WHAT IS REQUIRED: Every line from the one containing "Give me the" through the end of the listing below must be given again exactly, and nothing else; exclude pictures.

DATA SHOWN:
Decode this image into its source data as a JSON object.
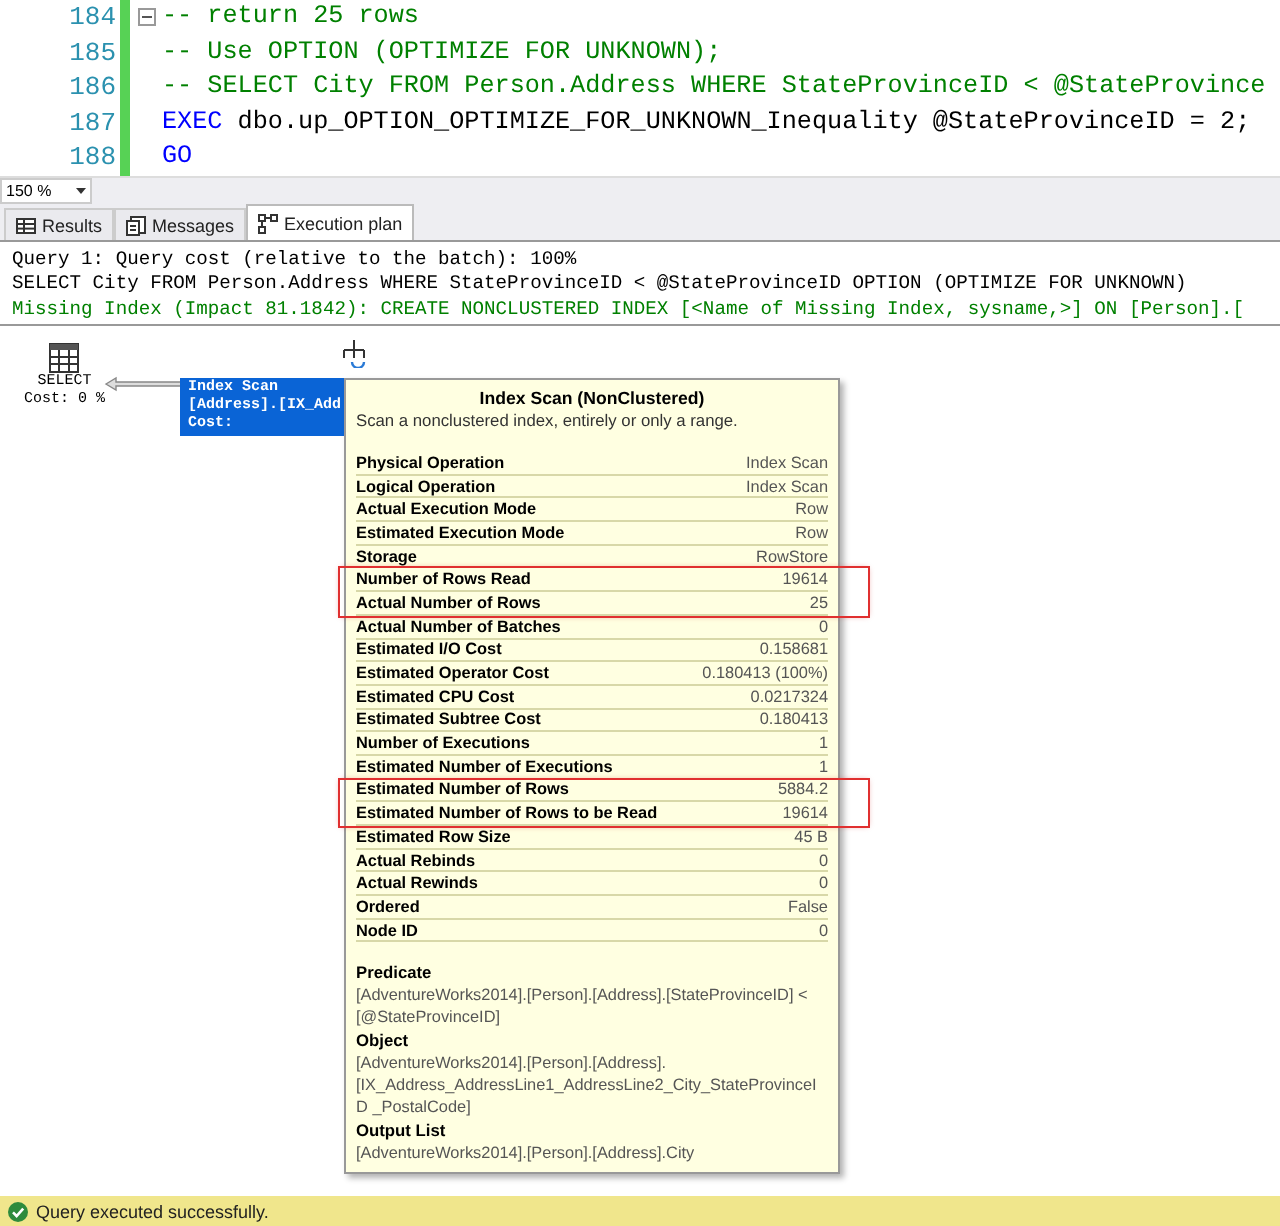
{
  "editor": {
    "lines": [
      {
        "number": "184",
        "fold": true,
        "tokens": [
          {
            "kind": "comment",
            "text": "-- return 25 rows"
          }
        ]
      },
      {
        "number": "185",
        "fold": false,
        "tokens": [
          {
            "kind": "comment",
            "text": "-- Use OPTION (OPTIMIZE FOR UNKNOWN);"
          }
        ]
      },
      {
        "number": "186",
        "fold": false,
        "tokens": [
          {
            "kind": "comment",
            "text": "-- SELECT City FROM Person.Address WHERE StateProvinceID < @StateProvince"
          }
        ]
      },
      {
        "number": "187",
        "fold": false,
        "tokens": [
          {
            "kind": "keyword",
            "text": "EXEC"
          },
          {
            "kind": "plain",
            "text": " dbo.up_OPTION_OPTIMIZE_FOR_UNKNOWN_Inequality @StateProvinceID = 2;"
          }
        ]
      },
      {
        "number": "188",
        "fold": false,
        "tokens": [
          {
            "kind": "keyword",
            "text": "GO"
          }
        ]
      }
    ]
  },
  "zoom": {
    "value": "150 %"
  },
  "tabs": [
    {
      "label": "Results",
      "selected": false
    },
    {
      "label": "Messages",
      "selected": false
    },
    {
      "label": "Execution plan",
      "selected": true
    }
  ],
  "messages": [
    {
      "kind": "plain",
      "text": "Query 1: Query cost (relative to the batch): 100%"
    },
    {
      "kind": "plain",
      "text": "SELECT City FROM Person.Address WHERE StateProvinceID < @StateProvinceID OPTION (OPTIMIZE FOR UNKNOWN)"
    },
    {
      "kind": "hint",
      "text": "Missing Index (Impact 81.1842): CREATE NONCLUSTERED INDEX [<Name of Missing Index, sysname,>] ON [Person].["
    }
  ],
  "plan": {
    "select_node": {
      "label": "SELECT",
      "cost": "Cost: 0 %"
    },
    "scan_node": {
      "lines": [
        "Index Scan",
        "[Address].[IX_Add",
        "Cost:"
      ],
      "selected": true
    }
  },
  "tooltip": {
    "title": "Index Scan (NonClustered)",
    "description": "Scan a nonclustered index, entirely or only a range.",
    "properties": [
      {
        "name": "Physical Operation",
        "value": "Index Scan",
        "highlighted": false
      },
      {
        "name": "Logical Operation",
        "value": "Index Scan",
        "highlighted": false
      },
      {
        "name": "Actual Execution Mode",
        "value": "Row",
        "highlighted": false
      },
      {
        "name": "Estimated Execution Mode",
        "value": "Row",
        "highlighted": false
      },
      {
        "name": "Storage",
        "value": "RowStore",
        "highlighted": false
      },
      {
        "name": "Number of Rows Read",
        "value": "19614",
        "highlighted": true
      },
      {
        "name": "Actual Number of Rows",
        "value": "25",
        "highlighted": true
      },
      {
        "name": "Actual Number of Batches",
        "value": "0",
        "highlighted": false
      },
      {
        "name": "Estimated I/O Cost",
        "value": "0.158681",
        "highlighted": false
      },
      {
        "name": "Estimated Operator Cost",
        "value": "0.180413 (100%)",
        "highlighted": false
      },
      {
        "name": "Estimated CPU Cost",
        "value": "0.0217324",
        "highlighted": false
      },
      {
        "name": "Estimated Subtree Cost",
        "value": "0.180413",
        "highlighted": false
      },
      {
        "name": "Number of Executions",
        "value": "1",
        "highlighted": false
      },
      {
        "name": "Estimated Number of Executions",
        "value": "1",
        "highlighted": false
      },
      {
        "name": "Estimated Number of Rows",
        "value": "5884.2",
        "highlighted": true
      },
      {
        "name": "Estimated Number of Rows to be Read",
        "value": "19614",
        "highlighted": true
      },
      {
        "name": "Estimated Row Size",
        "value": "45 B",
        "highlighted": false
      },
      {
        "name": "Actual Rebinds",
        "value": "0",
        "highlighted": false
      },
      {
        "name": "Actual Rewinds",
        "value": "0",
        "highlighted": false
      },
      {
        "name": "Ordered",
        "value": "False",
        "highlighted": false
      },
      {
        "name": "Node ID",
        "value": "0",
        "highlighted": false
      }
    ],
    "sections": [
      {
        "heading": "Predicate",
        "text": "[AdventureWorks2014].[Person].[Address].[StateProvinceID] < [@StateProvinceID]"
      },
      {
        "heading": "Object",
        "text": "[AdventureWorks2014].[Person].[Address]. [IX_Address_AddressLine1_AddressLine2_City_StateProvinceID _PostalCode]"
      },
      {
        "heading": "Output List",
        "text": "[AdventureWorks2014].[Person].[Address].City"
      }
    ]
  },
  "status_bar": {
    "text": "Query executed successfully."
  }
}
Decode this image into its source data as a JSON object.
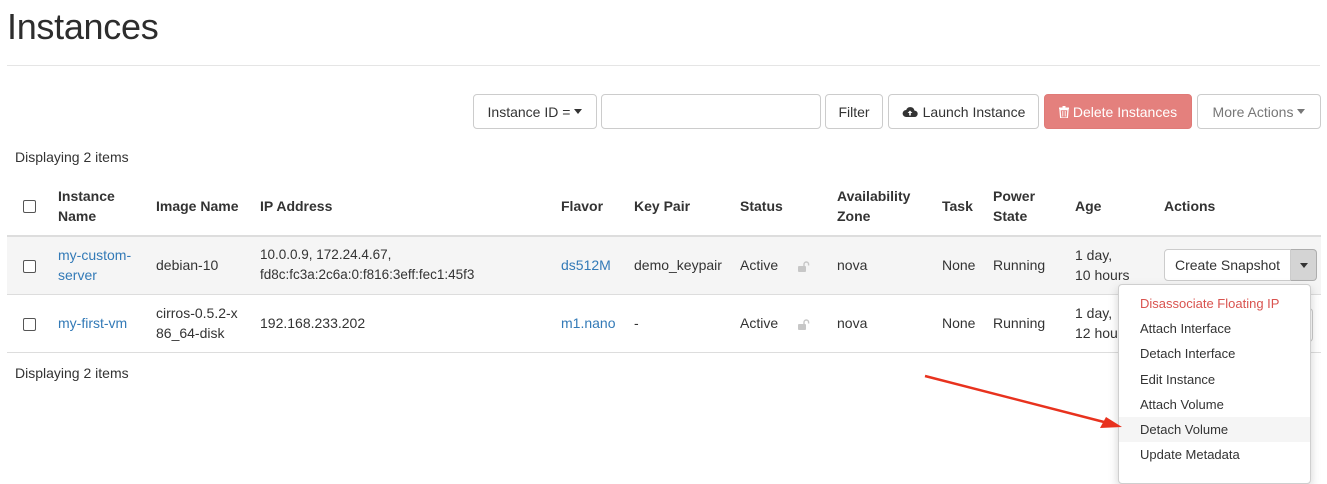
{
  "page": {
    "title": "Instances"
  },
  "toolbar": {
    "filter_field_label": "Instance ID =",
    "filter_input_value": "",
    "filter_button": "Filter",
    "launch_button": "Launch Instance",
    "delete_button": "Delete Instances",
    "more_actions_button": "More Actions"
  },
  "summary": {
    "count_top": "Displaying 2 items",
    "count_bottom": "Displaying 2 items"
  },
  "table": {
    "headers": {
      "instance_name": [
        "Instance",
        "Name"
      ],
      "image_name": "Image Name",
      "ip_address": "IP Address",
      "flavor": "Flavor",
      "key_pair": "Key Pair",
      "status": "Status",
      "availability_zone": [
        "Availability",
        "Zone"
      ],
      "task": "Task",
      "power_state": [
        "Power",
        "State"
      ],
      "age": "Age",
      "actions": "Actions"
    },
    "rows": [
      {
        "name": [
          "my-custom-",
          "server"
        ],
        "image": "debian-10",
        "ip": [
          "10.0.0.9, 172.24.4.67,",
          "fd8c:fc3a:2c6a:0:f816:3eff:fec1:45f3"
        ],
        "flavor": "ds512M",
        "key_pair": "demo_keypair",
        "status": "Active",
        "zone": "nova",
        "task": "None",
        "power": "Running",
        "age": [
          "1 day,",
          "10 hours"
        ],
        "action": "Create Snapshot"
      },
      {
        "name": [
          "my-first-vm"
        ],
        "image": [
          "cirros-0.5.2-x",
          "86_64-disk"
        ],
        "ip": [
          "192.168.233.202"
        ],
        "flavor": "m1.nano",
        "key_pair": "-",
        "status": "Active",
        "zone": "nova",
        "task": "None",
        "power": "Running",
        "age": [
          "1 day,",
          "12 hou"
        ]
      }
    ]
  },
  "dropdown": {
    "items": [
      "Disassociate Floating IP",
      "Attach Interface",
      "Detach Interface",
      "Edit Instance",
      "Attach Volume",
      "Detach Volume",
      "Update Metadata"
    ],
    "highlighted": "Detach Volume"
  },
  "icons": {
    "launch": "cloud-upload-icon",
    "delete": "trash-icon",
    "lock": "unlock-icon",
    "toggle": "caret-down-icon"
  },
  "colors": {
    "link": "#337ab7",
    "danger_button": "#e4807d",
    "danger_text": "#d9534f",
    "annotation_arrow": "#e8321e"
  }
}
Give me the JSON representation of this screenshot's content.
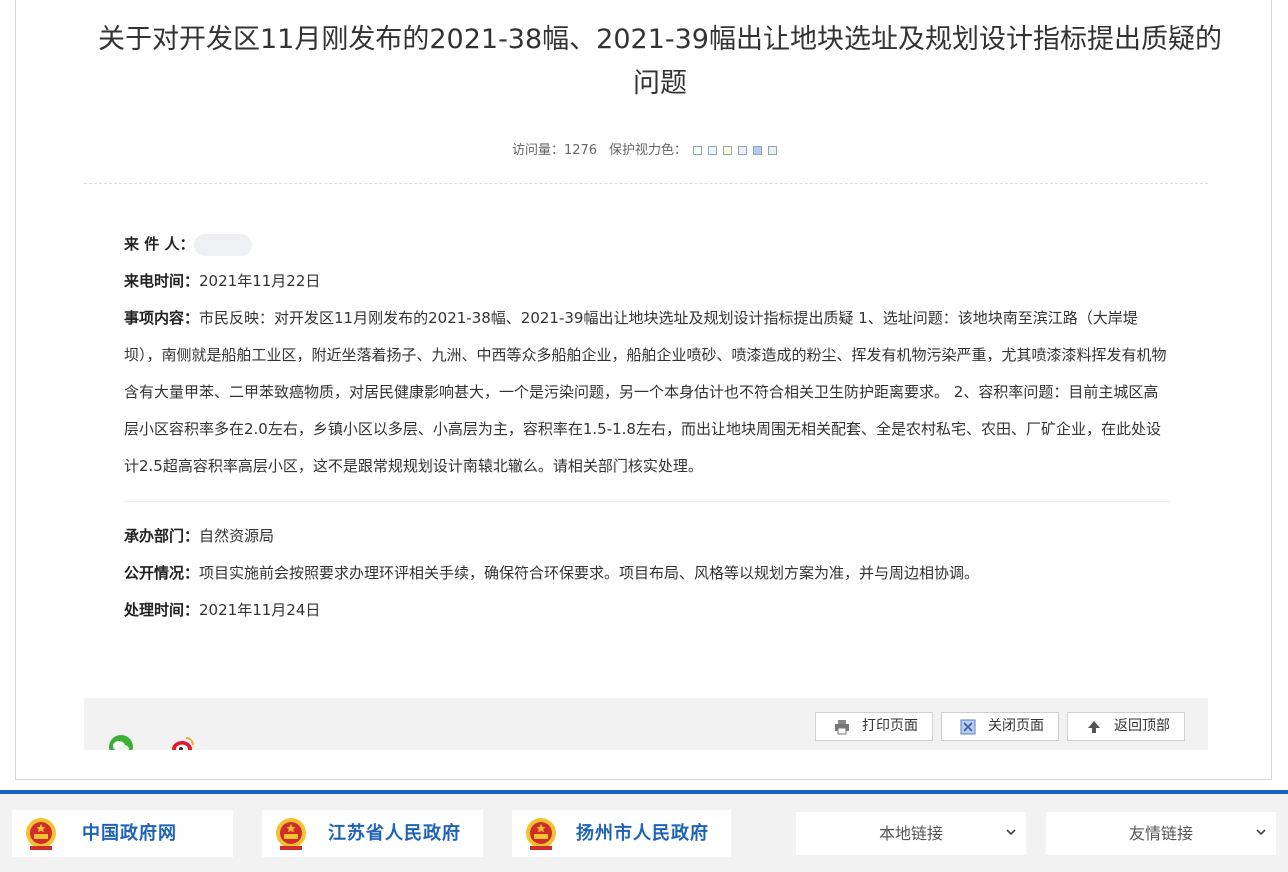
{
  "article": {
    "title": "关于对开发区11月刚发布的2021-38幅、2021-39幅出让地块选址及规划设计指标提出质疑的问题",
    "visits_label": "访问量：",
    "visits_value": "1276",
    "eye_care_label": "保护视力色：",
    "eye_care_colors": [
      "#fafff0",
      "#e6f7ff",
      "#fefce0",
      "#f9e8f5",
      "#b8cbef",
      "#eeeeee"
    ]
  },
  "letter": {
    "sender_label": "来 件 人：",
    "call_time_label": "来电时间：",
    "call_time_value": "2021年11月22日",
    "content_label": "事项内容：",
    "content_value": "市民反映：对开发区11月刚发布的2021-38幅、2021-39幅出让地块选址及规划设计指标提出质疑 1、选址问题：该地块南至滨江路（大岸堤坝），南侧就是船舶工业区，附近坐落着扬子、九洲、中西等众多船舶企业，船舶企业喷砂、喷漆造成的粉尘、挥发有机物污染严重，尤其喷漆漆料挥发有机物含有大量甲苯、二甲苯致癌物质，对居民健康影响甚大，一个是污染问题，另一个本身估计也不符合相关卫生防护距离要求。 2、容积率问题：目前主城区高层小区容积率多在2.0左右，乡镇小区以多层、小高层为主，容积率在1.5-1.8左右，而出让地块周围无相关配套、全是农村私宅、农田、厂矿企业，在此处设计2.5超高容积率高层小区，这不是跟常规规划设计南辕北辙么。请相关部门核实处理。"
  },
  "reply": {
    "dept_label": "承办部门：",
    "dept_value": "自然资源局",
    "public_label": "公开情况：",
    "public_value": "项目实施前会按照要求办理环评相关手续，确保符合环保要求。项目布局、风格等以规划方案为准，并与周边相协调。",
    "time_label": "处理时间：",
    "time_value": "2021年11月24日"
  },
  "toolbar": {
    "print_label": "打印页面",
    "close_label": "关闭页面",
    "top_label": "返回顶部"
  },
  "footer": {
    "links": [
      "中国政府网",
      "江苏省人民政府",
      "扬州市人民政府"
    ],
    "local_links_label": "本地链接",
    "friend_links_label": "友情链接"
  },
  "colors": {
    "footer_border": "#1565c0",
    "footer_link_text": "#1e63b6",
    "emblem_red": "#d22b2b",
    "emblem_gold": "#f2c230"
  }
}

ANSWER AREA:
Give me the JSON representation of this screenshot's content.
{
  "article": {
    "title": "关于对开发区11月刚发布的2021-38幅、2021-39幅出让地块选址及规划设计指标提出质疑的问题",
    "visits_label": "访问量：",
    "visits_value": "1276",
    "eye_care_label": "保护视力色：",
    "eye_care_colors": [
      "#fafff0",
      "#e6f7ff",
      "#fefce0",
      "#f9e8f5",
      "#b8cbef",
      "#eeeeee"
    ]
  },
  "letter": {
    "sender_label": "来 件 人：",
    "call_time_label": "来电时间：",
    "call_time_value": "2021年11月22日",
    "content_label": "事项内容：",
    "content_value": "市民反映：对开发区11月刚发布的2021-38幅、2021-39幅出让地块选址及规划设计指标提出质疑 1、选址问题：该地块南至滨江路（大岸堤坝），南侧就是船舶工业区，附近坐落着扬子、九洲、中西等众多船舶企业，船舶企业喷砂、喷漆造成的粉尘、挥发有机物污染严重，尤其喷漆漆料挥发有机物含有大量甲苯、二甲苯致癌物质，对居民健康影响甚大，一个是污染问题，另一个本身估计也不符合相关卫生防护距离要求。 2、容积率问题：目前主城区高层小区容积率多在2.0左右，乡镇小区以多层、小高层为主，容积率在1.5-1.8左右，而出让地块周围无相关配套、全是农村私宅、农田、厂矿企业，在此处设计2.5超高容积率高层小区，这不是跟常规规划设计南辕北辙么。请相关部门核实处理。"
  },
  "reply": {
    "dept_label": "承办部门：",
    "dept_value": "自然资源局",
    "public_label": "公开情况：",
    "public_value": "项目实施前会按照要求办理环评相关手续，确保符合环保要求。项目布局、风格等以规划方案为准，并与周边相协调。",
    "time_label": "处理时间：",
    "time_value": "2021年11月24日"
  },
  "toolbar": {
    "print_label": "打印页面",
    "close_label": "关闭页面",
    "top_label": "返回顶部"
  },
  "footer": {
    "links": [
      "中国政府网",
      "江苏省人民政府",
      "扬州市人民政府"
    ],
    "local_links_label": "本地链接",
    "friend_links_label": "友情链接"
  },
  "colors": {
    "footer_border": "#1565c0",
    "footer_link_text": "#1e63b6",
    "emblem_red": "#d22b2b",
    "emblem_gold": "#f2c230"
  }
}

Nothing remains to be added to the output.